■ **Available data**

════

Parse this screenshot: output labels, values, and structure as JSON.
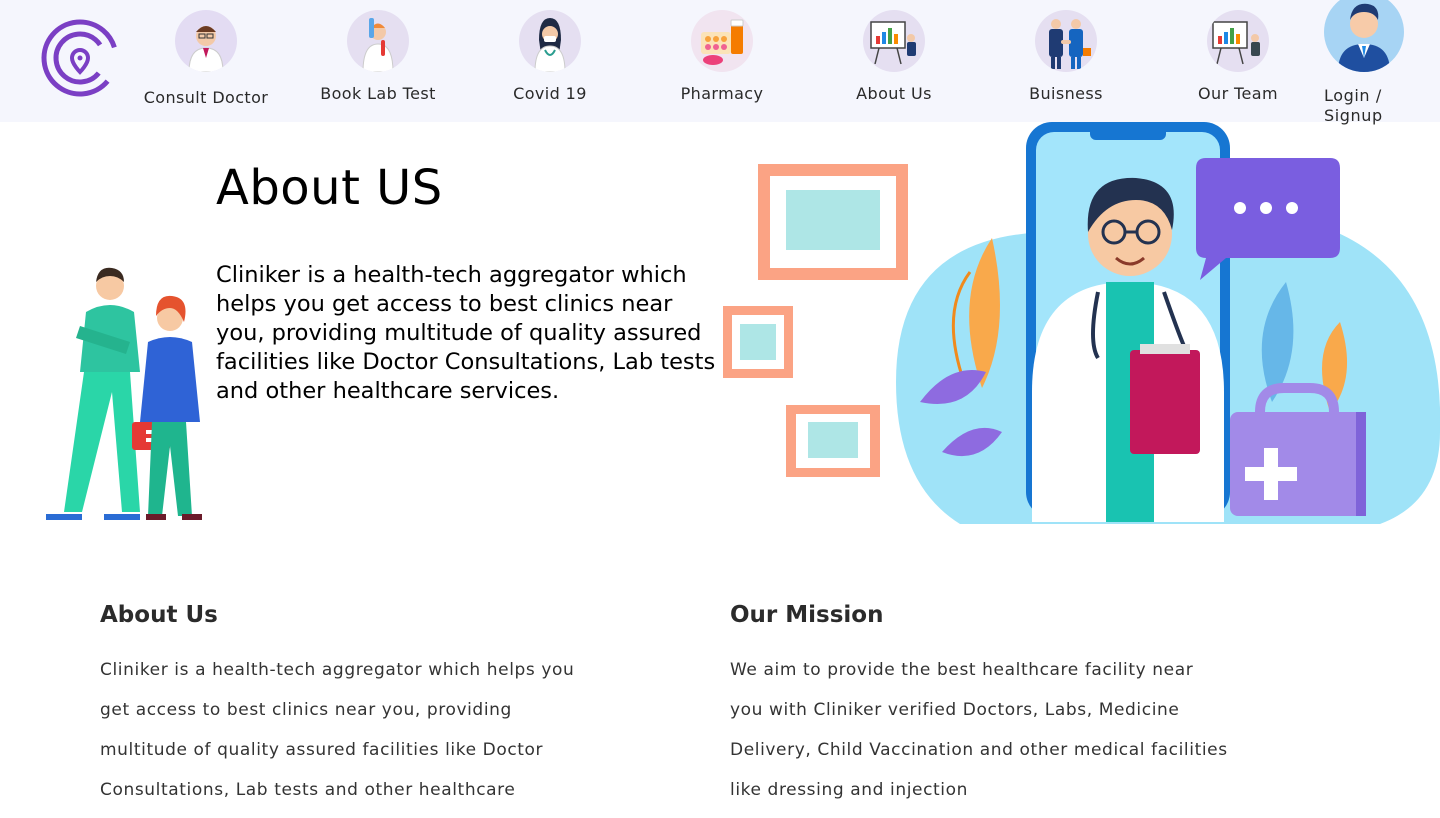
{
  "brand": {
    "logo_icon": "cliniker-logo",
    "color": "#7b3fc4"
  },
  "nav": {
    "items": [
      {
        "label": "Consult Doctor",
        "icon": "doctor-icon"
      },
      {
        "label": "Book Lab Test",
        "icon": "lab-test-icon"
      },
      {
        "label": "Covid 19",
        "icon": "covid-icon"
      },
      {
        "label": "Pharmacy",
        "icon": "pharmacy-icon"
      },
      {
        "label": "About Us",
        "icon": "presentation-icon"
      },
      {
        "label": "Buisness",
        "icon": "handshake-icon"
      },
      {
        "label": "Our Team",
        "icon": "team-icon"
      }
    ],
    "login_label": "Login / Signup"
  },
  "hero": {
    "title": "About US",
    "text": "Cliniker is a health-tech aggregator which helps you get access to best clinics near you, providing multitude of quality assured facilities like Doctor Consultations, Lab tests and other healthcare services."
  },
  "about": {
    "title": "About Us",
    "text": "Cliniker is a health-tech aggregator which helps you get access to best clinics near you, providing multitude of quality assured facilities like Doctor Consultations, Lab tests and other healthcare"
  },
  "mission": {
    "title": "Our Mission",
    "text": "We aim to provide the best healthcare facility near you with Cliniker verified Doctors, Labs, Medicine Delivery, Child Vaccination and other medical facilities like dressing and injection"
  },
  "colors": {
    "nav_bg": "#f5f6fd",
    "accent_purple": "#7b3fc4",
    "frame_orange": "#fba384",
    "frame_teal": "#aee6e6",
    "bubble_purple": "#7a5ee0"
  }
}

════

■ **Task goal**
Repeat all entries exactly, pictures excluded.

■ **Expected answer**
Parse this screenshot: output labels, values, and structure as JSON.
{
  "brand": {
    "logo_icon": "cliniker-logo",
    "color": "#7b3fc4"
  },
  "nav": {
    "items": [
      {
        "label": "Consult Doctor",
        "icon": "doctor-icon"
      },
      {
        "label": "Book Lab Test",
        "icon": "lab-test-icon"
      },
      {
        "label": "Covid 19",
        "icon": "covid-icon"
      },
      {
        "label": "Pharmacy",
        "icon": "pharmacy-icon"
      },
      {
        "label": "About Us",
        "icon": "presentation-icon"
      },
      {
        "label": "Buisness",
        "icon": "handshake-icon"
      },
      {
        "label": "Our Team",
        "icon": "team-icon"
      }
    ],
    "login_label": "Login / Signup"
  },
  "hero": {
    "title": "About US",
    "text": "Cliniker is a health-tech aggregator which helps you get access to best clinics near you, providing multitude of quality assured facilities like Doctor Consultations, Lab tests and other healthcare services."
  },
  "about": {
    "title": "About Us",
    "text": "Cliniker is a health-tech aggregator which helps you get access to best clinics near you, providing multitude of quality assured facilities like Doctor Consultations, Lab tests and other healthcare"
  },
  "mission": {
    "title": "Our Mission",
    "text": "We aim to provide the best healthcare facility near you with Cliniker verified Doctors, Labs, Medicine Delivery, Child Vaccination and other medical facilities like dressing and injection"
  },
  "colors": {
    "nav_bg": "#f5f6fd",
    "accent_purple": "#7b3fc4",
    "frame_orange": "#fba384",
    "frame_teal": "#aee6e6",
    "bubble_purple": "#7a5ee0"
  }
}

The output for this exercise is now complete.